  South Africans sure do get their school types mixed up — secondary school is also called high school, and is called college as well! While this form of schooling is for grades 8-12 in South Africa, schooling is only compulsory until grade 10.

   

   

  In most cases, no. Secondary school is the education a student receives before college or university. However, some countries such as South Africa use the terms college, secondary school, and high school interchangeably.

   

   

  If you’re about to finish high school or secondary school, congratulations! You have an exciting future ahead of you! And good for you for looking at your options now, listed below:

   

   

  

  Photo by Honey Yanibel Minaya Cruz on Unsplash
 

   

   

  Colleges and universities are a common option for students after high school or secondary school all over the world. You will be able to earn a degree and advance your career in what you love, while learning about yourself, making lifelong friends and having a once in a lifetime experience. If you are worried about the growing student debt, or time commitment in college, don’t be! There are so many flexible, online options for degree programs. University of the People offers a US accredited, tuition-free Associate and Bachelor degrees.

   

   

   

  Apprenticeships are still available today. If you know what you want to do, and understand that real, on the job training under a professional is how to get to the next level of your career, then an apprenticeship might be right for you. Common areas of apprenticeship include construction, health technology, and installation, maintenance and repair jobs.

   

   

   

  There are many training programs that will lead straight to a specific career, instead of spending time earning a degree.

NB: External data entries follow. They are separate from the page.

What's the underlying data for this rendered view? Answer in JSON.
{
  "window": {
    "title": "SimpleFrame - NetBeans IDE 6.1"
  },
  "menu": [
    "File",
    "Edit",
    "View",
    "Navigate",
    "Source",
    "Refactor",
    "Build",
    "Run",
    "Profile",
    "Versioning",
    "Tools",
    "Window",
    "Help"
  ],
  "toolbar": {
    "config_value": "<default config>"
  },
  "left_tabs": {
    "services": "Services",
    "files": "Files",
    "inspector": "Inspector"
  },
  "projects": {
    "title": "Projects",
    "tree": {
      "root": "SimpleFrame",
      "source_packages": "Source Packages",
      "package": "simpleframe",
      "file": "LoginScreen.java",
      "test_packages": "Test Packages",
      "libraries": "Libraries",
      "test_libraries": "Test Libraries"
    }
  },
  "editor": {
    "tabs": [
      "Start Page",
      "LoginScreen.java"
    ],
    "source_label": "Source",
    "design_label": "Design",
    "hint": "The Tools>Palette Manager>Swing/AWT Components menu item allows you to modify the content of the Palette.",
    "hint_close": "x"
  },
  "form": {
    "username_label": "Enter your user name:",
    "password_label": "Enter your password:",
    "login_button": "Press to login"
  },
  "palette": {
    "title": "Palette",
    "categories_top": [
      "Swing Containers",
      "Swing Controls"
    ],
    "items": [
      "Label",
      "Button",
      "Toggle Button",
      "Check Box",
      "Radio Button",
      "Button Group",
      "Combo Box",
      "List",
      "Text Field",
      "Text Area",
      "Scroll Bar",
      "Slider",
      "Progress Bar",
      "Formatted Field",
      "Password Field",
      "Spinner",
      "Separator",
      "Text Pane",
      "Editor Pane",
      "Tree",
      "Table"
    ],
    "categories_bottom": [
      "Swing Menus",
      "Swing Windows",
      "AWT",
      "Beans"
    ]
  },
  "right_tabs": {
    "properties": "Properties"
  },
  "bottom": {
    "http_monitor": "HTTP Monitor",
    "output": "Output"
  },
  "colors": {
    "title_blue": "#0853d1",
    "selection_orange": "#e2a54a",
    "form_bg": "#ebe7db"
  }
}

Many people choose this route because it gives them a specific focus that can lead to a good job, in less time than a typical four-year degree. Examples of careers earned from training programs include dental hygienist, IT technician, computer programmer, web developer, paralegal, medical technologist and technician, and therapy assistant, among many others.

   

   

   

  Many people decide to get their feet wet in a job or career right after high school or secondary school. This is a great option for people who are already qualified for what they know they want to do, for people who want some extra time to think about the right degree program, or save money, or for people who want to spend a bit more time traveling or finding themselves before starting college.

   

   

   

  This is a big decision, and for many, it’s the right decision. If you love your country and want to serve time for them, while gaining experience and benefits, the military might be right for you. There are many different paths to follow in the military, so you can find the right one for you. In addition, you will get tuition benefits for when you do decide to go to school after the military.

   

   

  

  Photo by Juan Ramos on Unsplash
 

   

  If you attended high school or secondary school, there are so many options available to you now after graduation. The world is your oyster, and you can achieve whatever you set your mind to. If you’re looking for further reading, check out this article: Things I Wish I Knew When I Graduated High School.

   

   

   

fake credit card generator india 2021 what is secondary school